When starting this process of taming, use ideal circumstances, when your not in a rush and in the evening when the hamster itself is in a happy playful mood. How do you know when your hamster is in a playful mood?
Luckily dwarf hamsters show communication through their body language and voice signals. Here are some of the basics:
Running about the cage, digging, climbing sometimes even leaping are signs of a healthy and happy hamster.
Curious with Interest
Hamster will be sitting on it’s haunches, relaxed and sniff for periods of time. Front legs about level with belly and it’s front toes are point towards the ground
Ears will be tilted back, standing with one or both front feet raised, often hissing or squeaking, this is when hamster is agitated and ready to bite.
Defensive Posture Hamster
Sometimes when frightened hamsters will lie on their back and expose it’s belly and display their large incisors and will use them if necessary.
Showing Emotions to other Dwarfs
Body language is used to sign messages to each other, for example young males show another males he’s afraid by walking stiffly with his tail raised.
In Unfamiliar territory
Hamster will tend to flatten himself out and slink along as there are no familiar scent markings
Often buried in the bedding material curled up in a ball
If you hear a hamster talking, it’s for an important reason like your hamster feels threatened or is threatening an attack
This is an important activity for them as it marks their territory
Most activity is nocturnal, with a bit during the day. Seasonal times come into play, shorter days and colder temperatures requires more sleep
Instinctive behavior to stash food in various locations, preferably hoarding far more than it could ever eat
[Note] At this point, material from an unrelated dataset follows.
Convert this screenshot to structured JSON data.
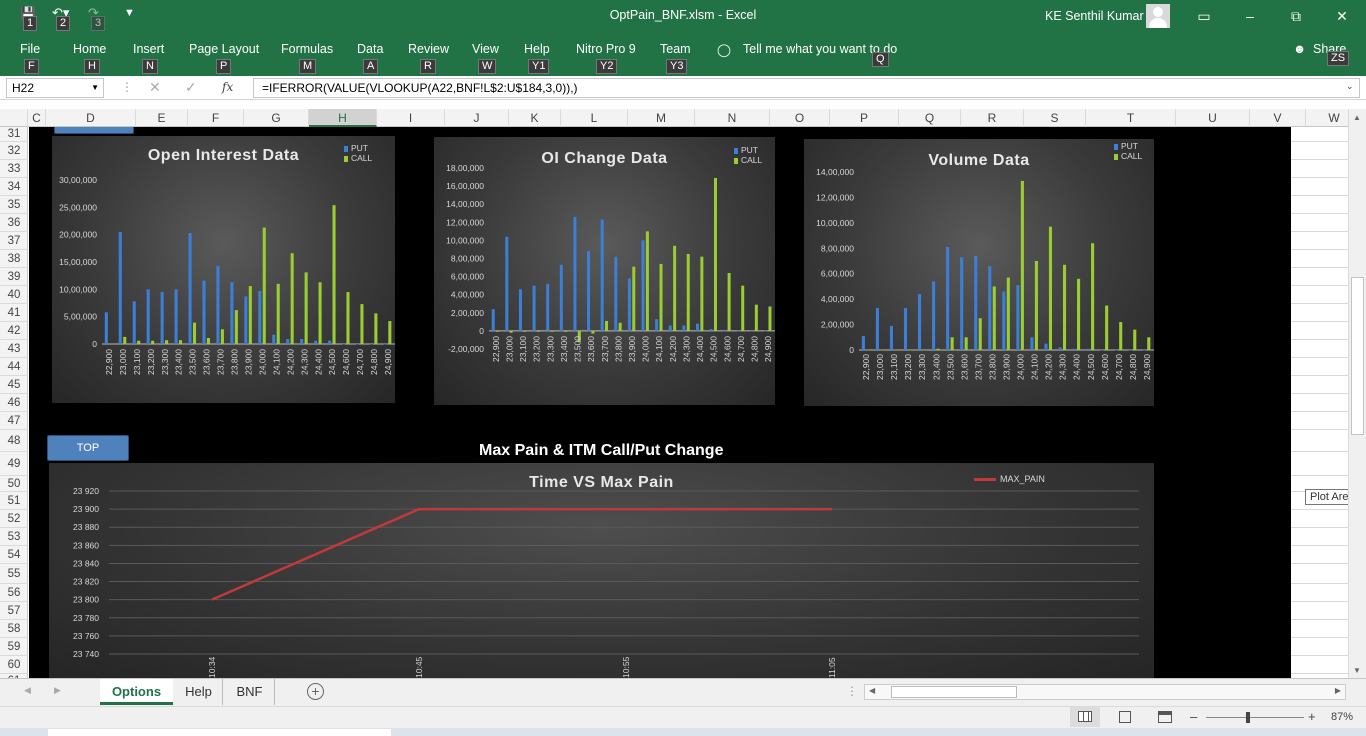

Natural instinctive burrowers that love to tunnel and keep themselves covered.
Running, jumping, leaping are all signs of active playtime activity.